Brief: Would you copy all lines in the data that contain the word "header"?

App and web page records:

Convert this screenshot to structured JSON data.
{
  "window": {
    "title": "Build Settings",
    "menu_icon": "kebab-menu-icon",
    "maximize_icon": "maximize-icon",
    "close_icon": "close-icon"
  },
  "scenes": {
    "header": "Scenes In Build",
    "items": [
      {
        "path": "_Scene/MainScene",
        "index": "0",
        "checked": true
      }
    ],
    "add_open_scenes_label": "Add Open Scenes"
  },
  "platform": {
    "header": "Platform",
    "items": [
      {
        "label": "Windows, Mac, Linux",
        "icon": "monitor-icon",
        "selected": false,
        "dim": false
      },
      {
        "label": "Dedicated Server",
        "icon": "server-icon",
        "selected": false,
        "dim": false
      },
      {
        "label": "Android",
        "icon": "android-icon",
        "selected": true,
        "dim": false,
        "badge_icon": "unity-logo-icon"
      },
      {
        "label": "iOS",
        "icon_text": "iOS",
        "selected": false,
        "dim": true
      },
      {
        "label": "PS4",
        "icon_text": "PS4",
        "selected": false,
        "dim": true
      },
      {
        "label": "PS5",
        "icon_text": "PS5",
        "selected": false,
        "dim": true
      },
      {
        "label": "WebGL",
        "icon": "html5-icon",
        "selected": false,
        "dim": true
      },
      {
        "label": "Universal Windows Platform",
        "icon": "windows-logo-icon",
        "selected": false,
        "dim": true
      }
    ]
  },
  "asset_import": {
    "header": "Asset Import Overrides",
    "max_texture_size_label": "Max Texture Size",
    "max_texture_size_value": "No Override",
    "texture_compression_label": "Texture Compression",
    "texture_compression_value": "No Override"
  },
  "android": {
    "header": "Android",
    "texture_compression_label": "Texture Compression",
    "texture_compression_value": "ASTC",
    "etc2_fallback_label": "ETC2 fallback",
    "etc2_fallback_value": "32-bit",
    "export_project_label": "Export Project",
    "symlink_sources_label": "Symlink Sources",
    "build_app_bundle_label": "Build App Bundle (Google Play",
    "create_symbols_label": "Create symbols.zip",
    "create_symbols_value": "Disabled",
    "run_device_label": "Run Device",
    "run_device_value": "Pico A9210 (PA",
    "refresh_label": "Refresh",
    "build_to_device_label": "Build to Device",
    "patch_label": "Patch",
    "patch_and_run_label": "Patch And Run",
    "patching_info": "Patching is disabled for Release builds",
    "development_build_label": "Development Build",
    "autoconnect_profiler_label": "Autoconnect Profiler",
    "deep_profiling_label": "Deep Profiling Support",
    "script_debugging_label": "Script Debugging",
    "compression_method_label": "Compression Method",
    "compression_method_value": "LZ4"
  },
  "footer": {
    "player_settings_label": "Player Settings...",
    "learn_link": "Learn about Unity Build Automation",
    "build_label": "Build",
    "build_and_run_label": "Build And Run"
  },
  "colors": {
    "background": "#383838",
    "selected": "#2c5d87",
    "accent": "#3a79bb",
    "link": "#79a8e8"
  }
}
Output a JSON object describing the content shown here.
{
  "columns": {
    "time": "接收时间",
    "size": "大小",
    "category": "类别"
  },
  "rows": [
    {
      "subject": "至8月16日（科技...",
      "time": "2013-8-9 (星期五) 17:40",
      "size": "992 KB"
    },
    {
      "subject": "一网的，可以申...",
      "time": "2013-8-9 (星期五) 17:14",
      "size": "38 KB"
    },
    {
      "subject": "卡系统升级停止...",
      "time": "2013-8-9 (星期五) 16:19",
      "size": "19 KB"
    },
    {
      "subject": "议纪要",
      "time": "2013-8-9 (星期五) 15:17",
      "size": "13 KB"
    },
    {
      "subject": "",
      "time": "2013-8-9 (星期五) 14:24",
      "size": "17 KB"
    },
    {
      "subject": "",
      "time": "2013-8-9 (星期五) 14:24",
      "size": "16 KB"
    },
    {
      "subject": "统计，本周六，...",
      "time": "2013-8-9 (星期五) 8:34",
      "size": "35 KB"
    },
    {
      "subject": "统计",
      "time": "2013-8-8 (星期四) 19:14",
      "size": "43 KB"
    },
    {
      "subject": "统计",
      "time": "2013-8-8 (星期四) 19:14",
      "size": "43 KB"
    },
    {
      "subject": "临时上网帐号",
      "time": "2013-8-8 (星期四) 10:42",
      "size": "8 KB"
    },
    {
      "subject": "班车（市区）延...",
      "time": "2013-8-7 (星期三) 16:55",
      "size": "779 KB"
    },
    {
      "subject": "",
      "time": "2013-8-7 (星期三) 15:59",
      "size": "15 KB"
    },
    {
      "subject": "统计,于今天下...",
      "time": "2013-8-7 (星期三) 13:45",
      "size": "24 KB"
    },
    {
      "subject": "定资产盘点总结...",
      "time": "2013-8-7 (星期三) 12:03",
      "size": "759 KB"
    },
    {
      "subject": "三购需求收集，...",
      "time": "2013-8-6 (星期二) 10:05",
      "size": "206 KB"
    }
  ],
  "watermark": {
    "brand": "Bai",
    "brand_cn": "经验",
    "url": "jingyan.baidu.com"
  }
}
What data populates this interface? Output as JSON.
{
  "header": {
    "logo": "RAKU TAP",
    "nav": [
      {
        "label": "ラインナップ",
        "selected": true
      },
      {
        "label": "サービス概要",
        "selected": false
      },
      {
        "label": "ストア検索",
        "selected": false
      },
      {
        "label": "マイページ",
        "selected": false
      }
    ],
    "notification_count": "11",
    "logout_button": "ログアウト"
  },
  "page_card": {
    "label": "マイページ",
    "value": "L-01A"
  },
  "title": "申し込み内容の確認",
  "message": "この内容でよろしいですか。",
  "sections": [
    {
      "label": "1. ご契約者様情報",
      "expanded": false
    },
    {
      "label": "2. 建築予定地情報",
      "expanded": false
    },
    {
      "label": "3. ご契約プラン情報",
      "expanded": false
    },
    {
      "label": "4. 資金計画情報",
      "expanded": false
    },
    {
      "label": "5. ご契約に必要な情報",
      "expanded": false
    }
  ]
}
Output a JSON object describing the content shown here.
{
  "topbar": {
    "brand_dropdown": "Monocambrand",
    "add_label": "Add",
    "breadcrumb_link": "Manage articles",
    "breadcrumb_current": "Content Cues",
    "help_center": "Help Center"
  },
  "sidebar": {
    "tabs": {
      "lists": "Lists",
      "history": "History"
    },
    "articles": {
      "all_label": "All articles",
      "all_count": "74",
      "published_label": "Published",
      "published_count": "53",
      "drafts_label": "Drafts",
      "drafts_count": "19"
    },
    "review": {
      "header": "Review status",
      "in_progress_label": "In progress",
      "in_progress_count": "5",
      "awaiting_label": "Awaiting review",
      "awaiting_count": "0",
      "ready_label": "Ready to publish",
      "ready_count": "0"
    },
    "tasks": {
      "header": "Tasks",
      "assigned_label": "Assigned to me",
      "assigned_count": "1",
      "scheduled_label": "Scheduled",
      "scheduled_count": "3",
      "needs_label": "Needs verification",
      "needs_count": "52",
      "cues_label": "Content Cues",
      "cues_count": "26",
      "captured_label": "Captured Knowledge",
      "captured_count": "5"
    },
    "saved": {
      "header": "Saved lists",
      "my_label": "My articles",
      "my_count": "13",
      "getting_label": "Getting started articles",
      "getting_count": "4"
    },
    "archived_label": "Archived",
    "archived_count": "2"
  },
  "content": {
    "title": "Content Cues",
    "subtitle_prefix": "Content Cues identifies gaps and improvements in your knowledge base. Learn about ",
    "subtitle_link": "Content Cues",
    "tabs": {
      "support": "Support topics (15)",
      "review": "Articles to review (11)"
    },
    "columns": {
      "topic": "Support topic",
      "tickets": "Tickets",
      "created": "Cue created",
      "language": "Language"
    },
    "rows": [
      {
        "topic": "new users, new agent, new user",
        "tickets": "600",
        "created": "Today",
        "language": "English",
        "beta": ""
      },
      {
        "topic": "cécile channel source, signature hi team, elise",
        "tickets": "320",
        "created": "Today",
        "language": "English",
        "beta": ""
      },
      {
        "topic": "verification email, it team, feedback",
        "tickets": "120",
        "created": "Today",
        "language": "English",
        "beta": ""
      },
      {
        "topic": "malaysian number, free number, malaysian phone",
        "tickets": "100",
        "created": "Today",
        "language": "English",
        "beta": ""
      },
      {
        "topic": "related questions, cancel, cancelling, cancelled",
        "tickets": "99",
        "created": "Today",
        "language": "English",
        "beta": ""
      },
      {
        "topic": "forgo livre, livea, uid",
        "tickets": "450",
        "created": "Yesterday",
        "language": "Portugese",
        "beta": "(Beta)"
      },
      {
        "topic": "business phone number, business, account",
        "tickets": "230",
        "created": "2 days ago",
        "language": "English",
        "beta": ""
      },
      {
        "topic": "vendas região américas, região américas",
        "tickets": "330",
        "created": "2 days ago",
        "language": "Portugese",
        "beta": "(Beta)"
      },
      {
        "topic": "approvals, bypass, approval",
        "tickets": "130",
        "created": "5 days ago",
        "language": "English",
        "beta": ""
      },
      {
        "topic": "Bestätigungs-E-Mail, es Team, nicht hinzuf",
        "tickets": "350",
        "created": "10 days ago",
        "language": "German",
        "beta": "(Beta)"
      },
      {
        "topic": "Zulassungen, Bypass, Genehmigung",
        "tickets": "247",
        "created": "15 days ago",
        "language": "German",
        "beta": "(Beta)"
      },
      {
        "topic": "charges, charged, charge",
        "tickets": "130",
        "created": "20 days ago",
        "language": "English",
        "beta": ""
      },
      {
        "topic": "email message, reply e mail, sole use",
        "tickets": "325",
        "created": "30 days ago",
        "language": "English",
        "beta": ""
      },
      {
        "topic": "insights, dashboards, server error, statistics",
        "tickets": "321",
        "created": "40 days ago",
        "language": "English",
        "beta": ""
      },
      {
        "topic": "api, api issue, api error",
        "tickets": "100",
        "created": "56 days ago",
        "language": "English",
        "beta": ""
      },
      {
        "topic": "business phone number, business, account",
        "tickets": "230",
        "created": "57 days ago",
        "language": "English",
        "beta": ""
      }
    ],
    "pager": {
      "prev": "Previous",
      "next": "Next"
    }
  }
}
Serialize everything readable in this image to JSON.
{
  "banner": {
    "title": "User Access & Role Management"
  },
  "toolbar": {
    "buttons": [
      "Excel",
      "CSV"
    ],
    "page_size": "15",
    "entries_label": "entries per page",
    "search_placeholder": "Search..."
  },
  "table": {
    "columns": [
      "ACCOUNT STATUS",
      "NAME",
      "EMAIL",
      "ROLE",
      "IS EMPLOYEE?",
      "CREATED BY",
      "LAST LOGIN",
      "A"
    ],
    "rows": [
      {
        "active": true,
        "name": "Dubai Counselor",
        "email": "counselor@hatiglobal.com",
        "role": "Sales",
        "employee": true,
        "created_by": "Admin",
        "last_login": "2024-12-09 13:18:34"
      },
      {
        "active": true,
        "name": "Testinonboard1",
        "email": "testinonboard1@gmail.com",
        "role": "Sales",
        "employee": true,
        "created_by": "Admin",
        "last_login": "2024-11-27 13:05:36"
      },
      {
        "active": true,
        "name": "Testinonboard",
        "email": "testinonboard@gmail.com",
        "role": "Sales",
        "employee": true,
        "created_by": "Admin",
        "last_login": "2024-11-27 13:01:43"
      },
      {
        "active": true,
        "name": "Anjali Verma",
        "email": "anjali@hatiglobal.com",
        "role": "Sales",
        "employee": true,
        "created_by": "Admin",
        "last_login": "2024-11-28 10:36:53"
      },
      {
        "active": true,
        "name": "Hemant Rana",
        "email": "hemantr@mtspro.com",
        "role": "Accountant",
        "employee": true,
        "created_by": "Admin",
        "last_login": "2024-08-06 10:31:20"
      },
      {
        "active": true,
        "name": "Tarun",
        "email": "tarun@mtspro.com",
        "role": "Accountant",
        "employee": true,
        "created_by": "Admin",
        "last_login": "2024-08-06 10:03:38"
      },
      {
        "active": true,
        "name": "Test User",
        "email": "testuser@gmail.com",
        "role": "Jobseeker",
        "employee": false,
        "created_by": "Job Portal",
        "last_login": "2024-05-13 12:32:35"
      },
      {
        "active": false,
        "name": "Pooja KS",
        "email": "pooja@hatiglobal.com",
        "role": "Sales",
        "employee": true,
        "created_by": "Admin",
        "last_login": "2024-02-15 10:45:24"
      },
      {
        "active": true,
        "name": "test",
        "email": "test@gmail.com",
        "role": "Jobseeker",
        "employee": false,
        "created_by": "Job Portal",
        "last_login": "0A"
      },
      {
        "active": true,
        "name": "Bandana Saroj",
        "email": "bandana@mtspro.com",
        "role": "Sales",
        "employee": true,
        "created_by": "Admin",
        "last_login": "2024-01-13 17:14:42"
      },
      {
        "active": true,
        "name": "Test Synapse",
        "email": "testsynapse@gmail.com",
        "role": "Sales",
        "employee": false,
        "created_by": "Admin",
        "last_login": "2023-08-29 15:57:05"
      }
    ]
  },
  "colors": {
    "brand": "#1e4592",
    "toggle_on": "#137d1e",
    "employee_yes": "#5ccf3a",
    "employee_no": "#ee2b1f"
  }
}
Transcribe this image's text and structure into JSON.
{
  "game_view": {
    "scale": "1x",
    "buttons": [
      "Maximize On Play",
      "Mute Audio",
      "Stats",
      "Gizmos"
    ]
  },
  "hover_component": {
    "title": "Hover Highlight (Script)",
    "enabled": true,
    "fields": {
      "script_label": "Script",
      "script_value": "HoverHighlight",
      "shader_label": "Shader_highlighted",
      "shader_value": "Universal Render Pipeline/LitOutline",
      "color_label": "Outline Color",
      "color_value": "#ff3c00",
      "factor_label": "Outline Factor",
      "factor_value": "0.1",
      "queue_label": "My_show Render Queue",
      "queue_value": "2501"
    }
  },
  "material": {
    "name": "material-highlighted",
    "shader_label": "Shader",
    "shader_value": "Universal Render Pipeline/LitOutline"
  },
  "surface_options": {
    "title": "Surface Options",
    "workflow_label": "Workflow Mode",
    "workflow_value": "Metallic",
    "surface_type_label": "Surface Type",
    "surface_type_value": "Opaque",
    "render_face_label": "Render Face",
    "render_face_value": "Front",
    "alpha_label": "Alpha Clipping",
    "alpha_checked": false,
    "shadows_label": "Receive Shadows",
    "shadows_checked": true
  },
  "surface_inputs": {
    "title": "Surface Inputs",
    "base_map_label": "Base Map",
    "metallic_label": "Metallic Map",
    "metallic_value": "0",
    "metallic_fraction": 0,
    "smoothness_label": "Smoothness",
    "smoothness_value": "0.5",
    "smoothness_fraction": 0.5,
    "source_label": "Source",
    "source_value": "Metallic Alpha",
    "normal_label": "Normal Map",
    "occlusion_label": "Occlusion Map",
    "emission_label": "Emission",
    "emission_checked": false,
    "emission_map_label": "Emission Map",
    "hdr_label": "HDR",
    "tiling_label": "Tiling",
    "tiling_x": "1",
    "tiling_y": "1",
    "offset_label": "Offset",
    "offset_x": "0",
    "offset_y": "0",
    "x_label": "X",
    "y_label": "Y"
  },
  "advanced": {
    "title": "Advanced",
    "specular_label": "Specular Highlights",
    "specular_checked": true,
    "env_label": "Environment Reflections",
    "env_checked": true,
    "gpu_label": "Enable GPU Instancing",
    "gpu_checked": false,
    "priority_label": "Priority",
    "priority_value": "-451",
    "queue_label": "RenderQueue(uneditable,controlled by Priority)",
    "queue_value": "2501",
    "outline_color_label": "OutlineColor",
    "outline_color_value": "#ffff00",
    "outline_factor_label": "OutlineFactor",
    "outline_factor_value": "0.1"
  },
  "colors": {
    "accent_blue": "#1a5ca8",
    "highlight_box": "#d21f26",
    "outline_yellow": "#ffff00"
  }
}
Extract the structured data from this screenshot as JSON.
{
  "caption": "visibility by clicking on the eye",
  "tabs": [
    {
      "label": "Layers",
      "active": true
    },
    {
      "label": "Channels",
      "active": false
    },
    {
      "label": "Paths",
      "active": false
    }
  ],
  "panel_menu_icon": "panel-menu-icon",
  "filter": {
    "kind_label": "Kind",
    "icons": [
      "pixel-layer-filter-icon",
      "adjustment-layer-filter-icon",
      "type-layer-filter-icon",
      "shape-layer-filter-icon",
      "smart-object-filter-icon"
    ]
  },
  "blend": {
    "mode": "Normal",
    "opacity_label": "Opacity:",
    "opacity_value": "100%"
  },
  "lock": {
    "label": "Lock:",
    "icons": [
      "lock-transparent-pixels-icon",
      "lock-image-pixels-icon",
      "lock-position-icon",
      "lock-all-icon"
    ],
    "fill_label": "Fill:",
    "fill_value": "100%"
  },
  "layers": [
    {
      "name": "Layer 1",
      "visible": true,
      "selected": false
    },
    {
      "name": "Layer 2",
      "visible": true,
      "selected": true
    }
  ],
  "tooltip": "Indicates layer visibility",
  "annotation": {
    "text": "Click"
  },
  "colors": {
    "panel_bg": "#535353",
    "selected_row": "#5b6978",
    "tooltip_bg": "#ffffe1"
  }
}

Result:
    "header": "Scenes In Build",
    "header": "Platform",
    "header": "Asset Import Overrides",
    "header": "Android",
  "header": {
      "header": "Review status",
      "header": "Tasks",
      "header": "Saved lists",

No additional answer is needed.